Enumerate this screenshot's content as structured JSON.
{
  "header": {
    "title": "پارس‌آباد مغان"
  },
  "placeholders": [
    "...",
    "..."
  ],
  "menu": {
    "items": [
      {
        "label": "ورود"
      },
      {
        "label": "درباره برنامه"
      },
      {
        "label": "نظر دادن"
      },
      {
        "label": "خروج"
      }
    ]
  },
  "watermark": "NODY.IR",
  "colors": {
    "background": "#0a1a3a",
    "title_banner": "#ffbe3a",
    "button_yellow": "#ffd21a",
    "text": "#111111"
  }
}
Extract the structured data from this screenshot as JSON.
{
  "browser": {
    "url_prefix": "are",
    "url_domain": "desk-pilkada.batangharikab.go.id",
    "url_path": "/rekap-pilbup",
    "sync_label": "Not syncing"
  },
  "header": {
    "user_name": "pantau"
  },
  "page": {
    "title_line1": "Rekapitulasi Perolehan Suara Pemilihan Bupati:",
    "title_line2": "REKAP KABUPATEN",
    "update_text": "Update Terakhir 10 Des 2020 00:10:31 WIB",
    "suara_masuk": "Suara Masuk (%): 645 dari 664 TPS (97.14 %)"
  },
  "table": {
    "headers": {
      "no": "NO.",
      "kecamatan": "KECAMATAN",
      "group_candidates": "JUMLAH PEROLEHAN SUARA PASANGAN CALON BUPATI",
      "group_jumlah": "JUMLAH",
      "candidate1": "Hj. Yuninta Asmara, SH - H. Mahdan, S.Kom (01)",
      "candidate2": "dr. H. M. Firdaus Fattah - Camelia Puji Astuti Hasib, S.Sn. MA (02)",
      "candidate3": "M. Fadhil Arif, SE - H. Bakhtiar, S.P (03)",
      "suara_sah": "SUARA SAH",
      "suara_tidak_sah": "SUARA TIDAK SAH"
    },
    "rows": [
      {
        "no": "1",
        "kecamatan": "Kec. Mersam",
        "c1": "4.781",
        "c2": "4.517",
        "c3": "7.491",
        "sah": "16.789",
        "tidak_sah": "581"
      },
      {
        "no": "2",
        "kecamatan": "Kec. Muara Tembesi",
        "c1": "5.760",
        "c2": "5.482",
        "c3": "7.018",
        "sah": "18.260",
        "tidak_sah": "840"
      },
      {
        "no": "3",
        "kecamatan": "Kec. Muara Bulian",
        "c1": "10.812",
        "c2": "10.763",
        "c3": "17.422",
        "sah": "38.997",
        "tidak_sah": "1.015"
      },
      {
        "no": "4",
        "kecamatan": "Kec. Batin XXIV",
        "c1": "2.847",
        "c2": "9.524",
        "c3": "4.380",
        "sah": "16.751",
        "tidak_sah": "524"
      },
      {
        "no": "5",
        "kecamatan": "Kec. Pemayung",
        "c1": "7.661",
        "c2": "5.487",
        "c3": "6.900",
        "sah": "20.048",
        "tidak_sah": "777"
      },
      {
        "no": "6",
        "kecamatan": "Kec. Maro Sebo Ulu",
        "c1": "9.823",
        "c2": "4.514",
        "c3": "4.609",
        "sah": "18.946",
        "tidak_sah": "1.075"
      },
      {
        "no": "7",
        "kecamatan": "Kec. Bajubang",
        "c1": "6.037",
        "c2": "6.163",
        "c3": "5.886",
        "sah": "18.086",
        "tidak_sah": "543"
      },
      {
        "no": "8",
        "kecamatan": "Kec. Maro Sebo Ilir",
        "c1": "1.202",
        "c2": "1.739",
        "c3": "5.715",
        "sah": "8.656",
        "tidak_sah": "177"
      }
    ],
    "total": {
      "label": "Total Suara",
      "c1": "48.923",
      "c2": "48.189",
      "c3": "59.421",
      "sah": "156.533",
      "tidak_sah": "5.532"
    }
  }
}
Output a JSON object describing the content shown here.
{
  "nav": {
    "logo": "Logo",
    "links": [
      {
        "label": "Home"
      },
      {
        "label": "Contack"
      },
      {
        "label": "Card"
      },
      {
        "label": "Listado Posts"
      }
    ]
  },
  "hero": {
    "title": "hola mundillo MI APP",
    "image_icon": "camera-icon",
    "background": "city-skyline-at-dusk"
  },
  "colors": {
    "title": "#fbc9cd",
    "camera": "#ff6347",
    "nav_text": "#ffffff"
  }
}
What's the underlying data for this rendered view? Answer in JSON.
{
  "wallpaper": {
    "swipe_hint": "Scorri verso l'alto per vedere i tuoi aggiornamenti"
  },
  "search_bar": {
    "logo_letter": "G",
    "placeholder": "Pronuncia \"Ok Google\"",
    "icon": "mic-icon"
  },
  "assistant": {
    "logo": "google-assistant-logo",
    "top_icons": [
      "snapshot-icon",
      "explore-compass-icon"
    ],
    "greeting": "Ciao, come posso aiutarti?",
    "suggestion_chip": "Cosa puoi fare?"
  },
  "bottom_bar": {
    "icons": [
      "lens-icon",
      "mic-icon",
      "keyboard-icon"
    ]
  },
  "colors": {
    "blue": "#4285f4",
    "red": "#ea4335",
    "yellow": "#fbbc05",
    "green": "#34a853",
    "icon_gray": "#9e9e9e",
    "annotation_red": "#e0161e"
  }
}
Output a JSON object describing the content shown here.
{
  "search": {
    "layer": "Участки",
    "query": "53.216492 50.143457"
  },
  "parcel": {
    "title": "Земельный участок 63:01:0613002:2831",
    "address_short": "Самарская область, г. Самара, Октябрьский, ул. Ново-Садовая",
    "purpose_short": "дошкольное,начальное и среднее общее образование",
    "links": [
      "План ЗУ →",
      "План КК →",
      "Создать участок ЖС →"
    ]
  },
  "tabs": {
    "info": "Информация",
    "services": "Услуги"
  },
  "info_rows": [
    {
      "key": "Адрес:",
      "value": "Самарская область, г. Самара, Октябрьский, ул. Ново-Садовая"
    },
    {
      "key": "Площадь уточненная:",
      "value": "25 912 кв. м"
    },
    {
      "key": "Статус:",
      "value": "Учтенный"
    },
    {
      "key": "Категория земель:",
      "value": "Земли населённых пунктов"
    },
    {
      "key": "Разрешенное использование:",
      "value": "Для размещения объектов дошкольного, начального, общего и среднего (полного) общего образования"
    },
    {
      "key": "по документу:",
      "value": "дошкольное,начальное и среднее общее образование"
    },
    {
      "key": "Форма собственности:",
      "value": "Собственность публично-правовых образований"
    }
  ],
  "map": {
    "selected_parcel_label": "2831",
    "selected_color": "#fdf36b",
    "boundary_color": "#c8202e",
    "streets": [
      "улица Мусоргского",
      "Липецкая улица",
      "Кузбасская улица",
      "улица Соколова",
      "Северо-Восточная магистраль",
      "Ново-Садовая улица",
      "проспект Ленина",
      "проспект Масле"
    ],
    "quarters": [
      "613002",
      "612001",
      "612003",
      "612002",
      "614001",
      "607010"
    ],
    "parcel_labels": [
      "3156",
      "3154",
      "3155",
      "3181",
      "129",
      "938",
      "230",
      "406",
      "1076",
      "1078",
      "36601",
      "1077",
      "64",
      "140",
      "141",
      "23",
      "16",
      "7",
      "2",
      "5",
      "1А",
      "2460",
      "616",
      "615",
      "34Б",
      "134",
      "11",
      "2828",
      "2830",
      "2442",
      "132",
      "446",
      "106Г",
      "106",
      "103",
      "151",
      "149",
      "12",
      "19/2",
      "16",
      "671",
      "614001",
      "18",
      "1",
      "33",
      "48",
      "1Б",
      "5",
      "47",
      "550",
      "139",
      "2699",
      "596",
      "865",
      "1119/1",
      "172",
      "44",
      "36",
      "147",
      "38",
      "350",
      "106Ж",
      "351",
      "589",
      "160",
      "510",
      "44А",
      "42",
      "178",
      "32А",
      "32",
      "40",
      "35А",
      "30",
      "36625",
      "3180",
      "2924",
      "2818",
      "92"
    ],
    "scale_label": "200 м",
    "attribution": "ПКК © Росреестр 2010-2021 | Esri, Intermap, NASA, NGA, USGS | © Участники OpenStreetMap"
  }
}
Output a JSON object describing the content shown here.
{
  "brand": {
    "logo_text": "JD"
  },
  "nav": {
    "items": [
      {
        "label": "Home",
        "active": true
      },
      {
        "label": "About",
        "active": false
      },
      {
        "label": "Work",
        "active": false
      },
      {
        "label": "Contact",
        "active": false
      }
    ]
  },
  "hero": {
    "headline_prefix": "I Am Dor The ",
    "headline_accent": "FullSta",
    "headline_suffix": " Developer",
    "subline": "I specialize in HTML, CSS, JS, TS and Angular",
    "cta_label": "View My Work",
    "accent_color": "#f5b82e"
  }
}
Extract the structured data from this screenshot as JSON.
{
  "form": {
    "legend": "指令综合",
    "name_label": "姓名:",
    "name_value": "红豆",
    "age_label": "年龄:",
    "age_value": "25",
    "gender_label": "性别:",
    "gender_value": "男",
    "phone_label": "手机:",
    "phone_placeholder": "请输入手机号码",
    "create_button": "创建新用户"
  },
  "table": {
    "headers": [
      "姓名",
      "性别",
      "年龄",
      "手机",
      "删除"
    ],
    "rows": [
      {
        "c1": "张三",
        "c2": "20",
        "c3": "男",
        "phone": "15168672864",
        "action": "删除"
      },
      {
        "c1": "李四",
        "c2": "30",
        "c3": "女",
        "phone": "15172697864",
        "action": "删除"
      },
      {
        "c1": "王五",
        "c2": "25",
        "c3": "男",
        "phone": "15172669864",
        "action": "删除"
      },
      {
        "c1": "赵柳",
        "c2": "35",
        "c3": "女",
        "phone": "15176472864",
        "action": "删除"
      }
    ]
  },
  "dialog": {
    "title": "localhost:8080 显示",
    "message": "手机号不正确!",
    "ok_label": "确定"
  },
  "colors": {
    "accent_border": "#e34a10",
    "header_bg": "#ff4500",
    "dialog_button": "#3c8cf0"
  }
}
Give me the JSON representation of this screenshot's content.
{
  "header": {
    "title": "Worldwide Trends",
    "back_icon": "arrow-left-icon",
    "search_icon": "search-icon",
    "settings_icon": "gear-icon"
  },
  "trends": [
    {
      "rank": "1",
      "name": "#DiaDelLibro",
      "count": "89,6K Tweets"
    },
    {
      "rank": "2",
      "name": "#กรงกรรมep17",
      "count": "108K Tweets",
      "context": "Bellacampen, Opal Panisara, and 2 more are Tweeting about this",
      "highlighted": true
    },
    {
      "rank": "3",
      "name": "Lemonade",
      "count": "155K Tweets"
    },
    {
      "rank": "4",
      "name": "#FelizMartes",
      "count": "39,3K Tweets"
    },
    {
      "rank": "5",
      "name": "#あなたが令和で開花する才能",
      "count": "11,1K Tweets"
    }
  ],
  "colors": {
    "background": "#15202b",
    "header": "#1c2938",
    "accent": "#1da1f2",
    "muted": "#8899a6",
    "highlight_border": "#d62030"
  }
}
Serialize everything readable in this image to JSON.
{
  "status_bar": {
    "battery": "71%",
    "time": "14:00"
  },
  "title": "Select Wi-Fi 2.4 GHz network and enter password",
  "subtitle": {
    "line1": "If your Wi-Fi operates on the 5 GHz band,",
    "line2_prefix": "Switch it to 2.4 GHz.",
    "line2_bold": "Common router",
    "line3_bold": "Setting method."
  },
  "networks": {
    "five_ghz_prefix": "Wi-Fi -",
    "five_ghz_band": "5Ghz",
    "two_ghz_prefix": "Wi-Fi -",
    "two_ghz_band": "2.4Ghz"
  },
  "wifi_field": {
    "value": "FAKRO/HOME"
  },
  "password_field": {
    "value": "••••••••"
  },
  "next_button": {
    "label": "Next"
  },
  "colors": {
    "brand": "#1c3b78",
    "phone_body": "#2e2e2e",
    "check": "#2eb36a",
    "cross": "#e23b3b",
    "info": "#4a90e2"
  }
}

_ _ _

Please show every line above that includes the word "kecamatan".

      "kecamatan": "KECAMATAN",
        "kecamatan": "Kec. Mersam",
        "kecamatan": "Kec. Muara Tembesi",
        "kecamatan": "Kec. Muara Bulian",
        "kecamatan": "Kec. Batin XXIV",
        "kecamatan": "Kec. Pemayung",
        "kecamatan": "Kec. Maro Sebo Ulu",
        "kecamatan": "Kec. Bajubang",
        "kecamatan": "Kec. Maro Sebo Ilir",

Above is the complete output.